Disclaimer for Absolute Beginners: If you are just beginning to study Japanese, then a lot of this is probably going to make your head spin. That's OK. When studying a language there are always two types of new language content: (1) Things I am ready to learn, and (2) Things I will be ready to learn at a higher level. If an explanation seems too difficult, then do your best to read through it, don't stress about not understanding it, then come back to it at a later date when your Japanese is at a higher level (for example, after you have gone through all of Phase 1, Phase 2, etc.).
Disclaimer for Lazy People: This course goes into ridiculous detail on a lot of grammar topics. Some might think that the volume of information presented is overwhelming, might think, No thanks, man. This is too much. But don’t worry about feeling that way. Skim over stuff that is overwhelming. Or come back and read it later when you have some spare time. You don’t have to be some psycho-motivated polyglot lingophile to learn Japanese. You just need to have fun and stay motivated. If you get consistent, high volumes of level-appropriate language exposure, you will learn Japanese. So no pressure. Let’s enjoy this journey…

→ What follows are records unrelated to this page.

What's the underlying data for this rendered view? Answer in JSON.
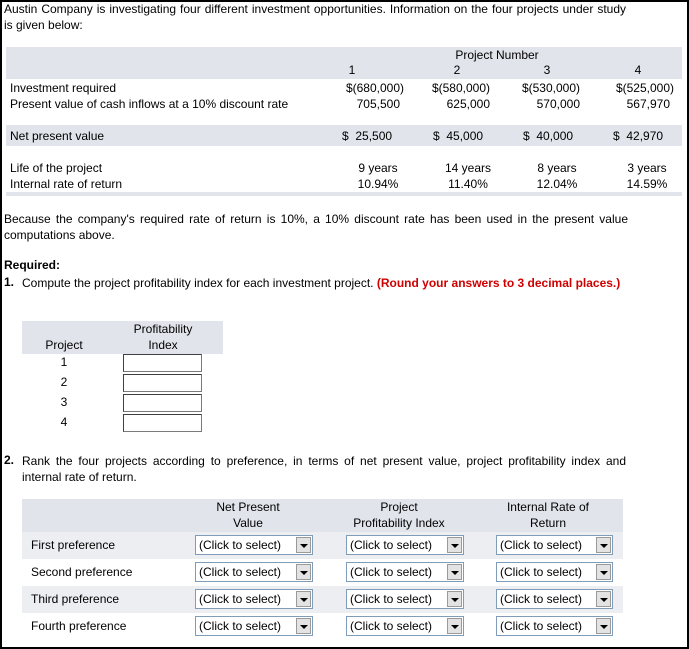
{
  "intro": "Austin Company is investigating four different investment opportunities. Information on the four projects under study is given below:",
  "table": {
    "group_header": "Project Number",
    "projects": [
      "1",
      "2",
      "3",
      "4"
    ],
    "rows": [
      {
        "label": "Investment required",
        "values": [
          "$(680,000)",
          "$(580,000)",
          "$(530,000)",
          "$(525,000)"
        ]
      },
      {
        "label": "Present value of cash inflows at a 10% discount rate",
        "values": [
          "705,500",
          "625,000",
          "570,000",
          "567,970"
        ]
      },
      {
        "label": "Net present value",
        "values": [
          "$  25,500",
          "$  45,000",
          "$  40,000",
          "$  42,970"
        ]
      },
      {
        "label": "Life of the project",
        "values": [
          "9 years",
          "14 years",
          "8 years",
          "3 years"
        ]
      },
      {
        "label": "Internal rate of return",
        "values": [
          "10.94%",
          "11.40%",
          "12.04%",
          "14.59%"
        ]
      }
    ]
  },
  "note": "Because the company's required rate of return is 10%, a 10% discount rate has been used in the present value computations above.",
  "required_label": "Required:",
  "q1": {
    "number": "1.",
    "text": "Compute the project profitability index for each investment project.",
    "instruction": "(Round your answers to 3 decimal places.)"
  },
  "pi_table": {
    "col_project": "Project",
    "col_index_line1": "Profitability",
    "col_index_line2": "Index",
    "rows": [
      "1",
      "2",
      "3",
      "4"
    ]
  },
  "q2": {
    "number": "2.",
    "text": "Rank the four projects according to preference, in terms of net present value, project profitability index and internal rate of return."
  },
  "rank_table": {
    "columns": [
      {
        "line1": "Net Present",
        "line2": "Value"
      },
      {
        "line1": "Project",
        "line2": "Profitability Index"
      },
      {
        "line1": "Internal Rate of",
        "line2": "Return"
      }
    ],
    "rows": [
      "First preference",
      "Second preference",
      "Third preference",
      "Fourth preference"
    ],
    "select_value": "(Click to select)"
  }
}
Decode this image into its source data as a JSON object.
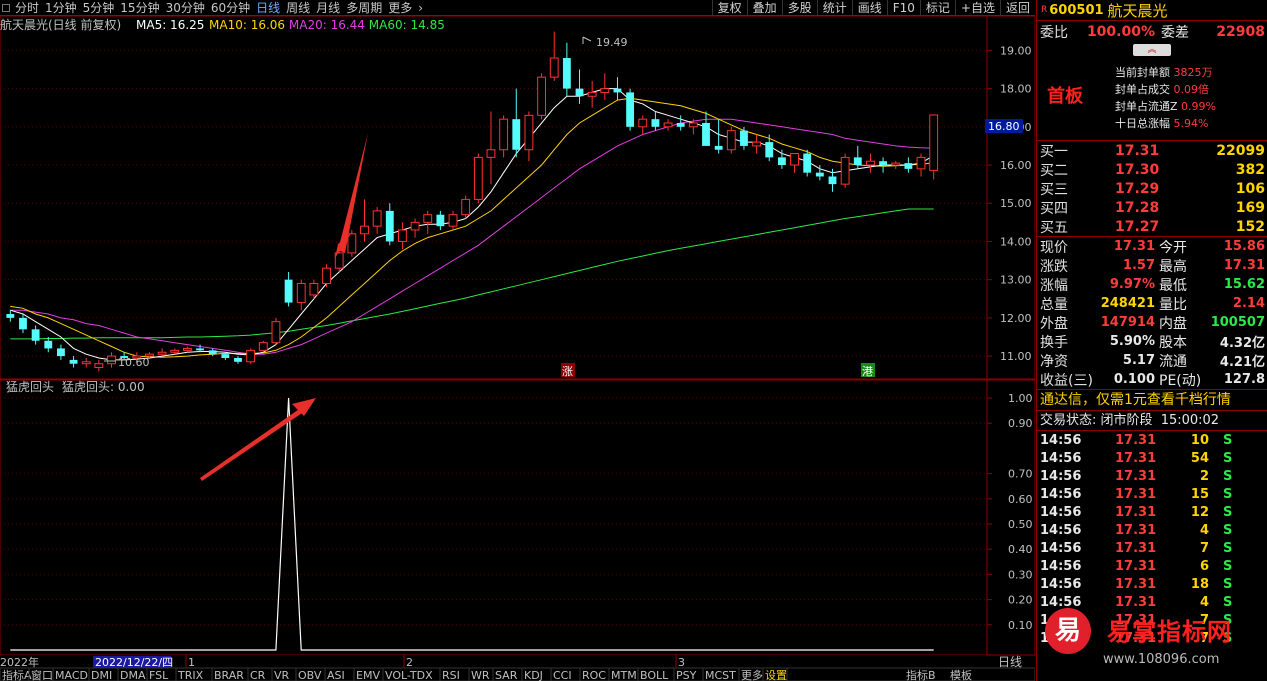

Additionally, I should mention that, although we use kanji in our example sentences, you do not need to know/understand the kanji being used in this course.
We use kanji in our sentences because we always write Japanese the same way that native speakers write it. Attempting to read sentences like this, and getting lots of exposure to them, will help your brain to gradually see kanji as images (more specifically, as "sight vocabulary"—more on this in Kanji Mastery).
In short, it's fine if you aren't able to read anything in the naturally written version of a Japanese sentence with kanji. You can just look at it, then read the kana breakdown beneath it. Someday in the future, you'll be able to read the natural versions with kanji... especially if you complete all of our courses! ^_^